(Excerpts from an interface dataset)
________
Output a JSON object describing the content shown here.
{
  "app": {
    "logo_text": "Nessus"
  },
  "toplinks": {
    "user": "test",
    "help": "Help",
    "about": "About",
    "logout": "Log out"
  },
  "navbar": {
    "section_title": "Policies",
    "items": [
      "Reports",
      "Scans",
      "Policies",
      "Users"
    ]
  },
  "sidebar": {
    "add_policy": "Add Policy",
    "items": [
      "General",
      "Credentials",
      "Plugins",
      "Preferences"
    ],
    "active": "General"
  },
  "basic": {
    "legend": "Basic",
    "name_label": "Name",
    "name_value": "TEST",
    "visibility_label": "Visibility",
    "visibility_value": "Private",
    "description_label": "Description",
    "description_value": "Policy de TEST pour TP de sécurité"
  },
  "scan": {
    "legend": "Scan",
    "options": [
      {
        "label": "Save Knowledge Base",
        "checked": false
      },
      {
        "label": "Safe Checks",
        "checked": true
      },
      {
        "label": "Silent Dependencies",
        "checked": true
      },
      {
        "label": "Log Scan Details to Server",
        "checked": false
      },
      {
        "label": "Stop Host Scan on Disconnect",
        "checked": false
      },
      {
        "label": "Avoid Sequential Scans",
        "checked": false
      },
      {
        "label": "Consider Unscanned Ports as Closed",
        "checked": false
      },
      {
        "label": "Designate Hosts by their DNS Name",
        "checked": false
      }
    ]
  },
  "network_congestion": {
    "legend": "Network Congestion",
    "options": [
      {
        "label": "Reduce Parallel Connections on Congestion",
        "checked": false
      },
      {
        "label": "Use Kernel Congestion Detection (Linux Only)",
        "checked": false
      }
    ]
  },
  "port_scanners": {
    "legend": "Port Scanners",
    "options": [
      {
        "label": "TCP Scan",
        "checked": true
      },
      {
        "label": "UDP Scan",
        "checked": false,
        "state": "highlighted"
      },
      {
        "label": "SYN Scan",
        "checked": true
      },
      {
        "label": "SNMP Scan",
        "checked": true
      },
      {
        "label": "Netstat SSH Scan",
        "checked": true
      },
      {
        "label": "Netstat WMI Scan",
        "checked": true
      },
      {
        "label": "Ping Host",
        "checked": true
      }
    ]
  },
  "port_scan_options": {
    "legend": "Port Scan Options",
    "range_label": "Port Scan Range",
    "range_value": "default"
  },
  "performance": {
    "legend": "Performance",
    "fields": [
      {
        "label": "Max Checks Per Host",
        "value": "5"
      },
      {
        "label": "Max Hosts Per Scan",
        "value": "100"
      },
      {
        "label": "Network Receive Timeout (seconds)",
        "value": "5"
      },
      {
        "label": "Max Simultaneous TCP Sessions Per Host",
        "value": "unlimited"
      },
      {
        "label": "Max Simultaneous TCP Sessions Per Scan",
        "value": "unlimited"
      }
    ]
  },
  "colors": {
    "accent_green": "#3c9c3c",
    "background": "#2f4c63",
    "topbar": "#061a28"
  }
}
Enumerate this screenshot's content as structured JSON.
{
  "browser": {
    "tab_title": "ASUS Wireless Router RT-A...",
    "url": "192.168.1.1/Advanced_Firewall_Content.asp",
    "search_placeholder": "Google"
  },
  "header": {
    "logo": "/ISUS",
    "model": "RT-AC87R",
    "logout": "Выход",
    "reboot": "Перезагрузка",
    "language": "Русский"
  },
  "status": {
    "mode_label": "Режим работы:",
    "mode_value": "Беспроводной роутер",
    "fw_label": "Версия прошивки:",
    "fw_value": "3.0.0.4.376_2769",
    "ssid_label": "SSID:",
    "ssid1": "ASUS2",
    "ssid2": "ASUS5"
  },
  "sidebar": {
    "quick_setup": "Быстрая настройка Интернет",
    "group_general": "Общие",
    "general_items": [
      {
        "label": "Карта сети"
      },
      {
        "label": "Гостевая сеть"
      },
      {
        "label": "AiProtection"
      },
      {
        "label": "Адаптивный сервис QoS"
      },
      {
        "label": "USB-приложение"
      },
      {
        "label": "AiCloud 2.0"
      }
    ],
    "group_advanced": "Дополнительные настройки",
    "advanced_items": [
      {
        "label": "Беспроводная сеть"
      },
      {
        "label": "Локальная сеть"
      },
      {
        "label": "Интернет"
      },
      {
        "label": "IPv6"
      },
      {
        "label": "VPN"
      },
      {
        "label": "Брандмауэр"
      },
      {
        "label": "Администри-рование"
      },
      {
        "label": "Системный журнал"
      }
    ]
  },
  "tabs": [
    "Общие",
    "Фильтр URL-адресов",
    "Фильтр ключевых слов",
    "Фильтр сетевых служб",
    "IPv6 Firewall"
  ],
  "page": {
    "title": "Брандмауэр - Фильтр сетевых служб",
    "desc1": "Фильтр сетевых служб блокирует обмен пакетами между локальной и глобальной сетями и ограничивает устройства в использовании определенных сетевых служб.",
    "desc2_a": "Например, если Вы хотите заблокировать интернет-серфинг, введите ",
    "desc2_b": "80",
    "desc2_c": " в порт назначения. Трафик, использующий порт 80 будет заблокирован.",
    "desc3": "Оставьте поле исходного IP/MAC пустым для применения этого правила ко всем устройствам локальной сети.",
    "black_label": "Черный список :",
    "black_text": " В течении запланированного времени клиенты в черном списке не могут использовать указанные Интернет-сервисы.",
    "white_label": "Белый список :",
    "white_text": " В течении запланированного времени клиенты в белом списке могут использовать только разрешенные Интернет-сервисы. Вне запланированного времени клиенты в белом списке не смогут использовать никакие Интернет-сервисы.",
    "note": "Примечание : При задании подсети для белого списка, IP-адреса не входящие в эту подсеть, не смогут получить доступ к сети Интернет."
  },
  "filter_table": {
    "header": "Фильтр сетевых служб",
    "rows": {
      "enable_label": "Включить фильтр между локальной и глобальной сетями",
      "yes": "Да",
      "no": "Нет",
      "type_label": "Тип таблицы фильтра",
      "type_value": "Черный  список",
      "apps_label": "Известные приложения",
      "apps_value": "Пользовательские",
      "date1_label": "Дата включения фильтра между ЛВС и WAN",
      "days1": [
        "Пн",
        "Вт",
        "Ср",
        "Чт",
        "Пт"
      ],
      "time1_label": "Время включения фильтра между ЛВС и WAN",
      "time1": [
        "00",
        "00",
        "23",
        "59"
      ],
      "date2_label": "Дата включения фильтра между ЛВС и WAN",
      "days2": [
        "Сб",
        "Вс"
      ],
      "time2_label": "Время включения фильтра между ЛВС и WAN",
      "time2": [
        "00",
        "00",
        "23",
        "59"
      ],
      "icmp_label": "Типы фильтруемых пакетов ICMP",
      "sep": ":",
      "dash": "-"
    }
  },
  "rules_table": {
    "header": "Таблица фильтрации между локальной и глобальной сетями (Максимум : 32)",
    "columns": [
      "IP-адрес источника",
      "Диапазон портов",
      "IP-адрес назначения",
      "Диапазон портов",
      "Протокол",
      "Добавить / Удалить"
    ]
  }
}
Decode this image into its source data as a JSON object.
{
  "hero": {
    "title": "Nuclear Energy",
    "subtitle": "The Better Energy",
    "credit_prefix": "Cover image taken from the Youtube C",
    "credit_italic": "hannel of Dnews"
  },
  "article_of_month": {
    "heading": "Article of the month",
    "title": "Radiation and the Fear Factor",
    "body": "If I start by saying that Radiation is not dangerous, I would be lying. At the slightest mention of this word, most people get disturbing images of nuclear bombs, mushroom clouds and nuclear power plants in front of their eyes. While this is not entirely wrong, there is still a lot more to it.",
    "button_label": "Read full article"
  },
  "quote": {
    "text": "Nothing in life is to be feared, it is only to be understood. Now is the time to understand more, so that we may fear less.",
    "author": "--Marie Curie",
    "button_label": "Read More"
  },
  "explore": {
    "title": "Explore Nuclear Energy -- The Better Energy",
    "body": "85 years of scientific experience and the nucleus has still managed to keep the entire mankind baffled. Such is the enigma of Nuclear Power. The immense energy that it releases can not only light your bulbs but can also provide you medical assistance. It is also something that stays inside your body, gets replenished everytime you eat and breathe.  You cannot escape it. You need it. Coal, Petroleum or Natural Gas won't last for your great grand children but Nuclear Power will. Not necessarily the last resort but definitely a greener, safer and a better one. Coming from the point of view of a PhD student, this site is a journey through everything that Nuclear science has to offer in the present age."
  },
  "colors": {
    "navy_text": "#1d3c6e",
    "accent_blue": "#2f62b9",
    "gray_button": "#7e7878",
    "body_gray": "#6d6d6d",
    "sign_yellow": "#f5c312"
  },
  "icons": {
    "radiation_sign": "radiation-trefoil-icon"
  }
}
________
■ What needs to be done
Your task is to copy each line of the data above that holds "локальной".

■ Response to this exercise
    "desc1": "Фильтр сетевых служб блокирует обмен пакетами между локальной и глобальной сетями и ограничивает устройства в использовании определенных сетевых служб.",
    "desc3": "Оставьте поле исходного IP/MAC пустым для применения этого правила ко всем устройствам локальной сети.",
      "enable_label": "Включить фильтр между локальной и глобальной сетями",
    "header": "Таблица фильтрации между локальной и глобальной сетями (Максимум : 32)",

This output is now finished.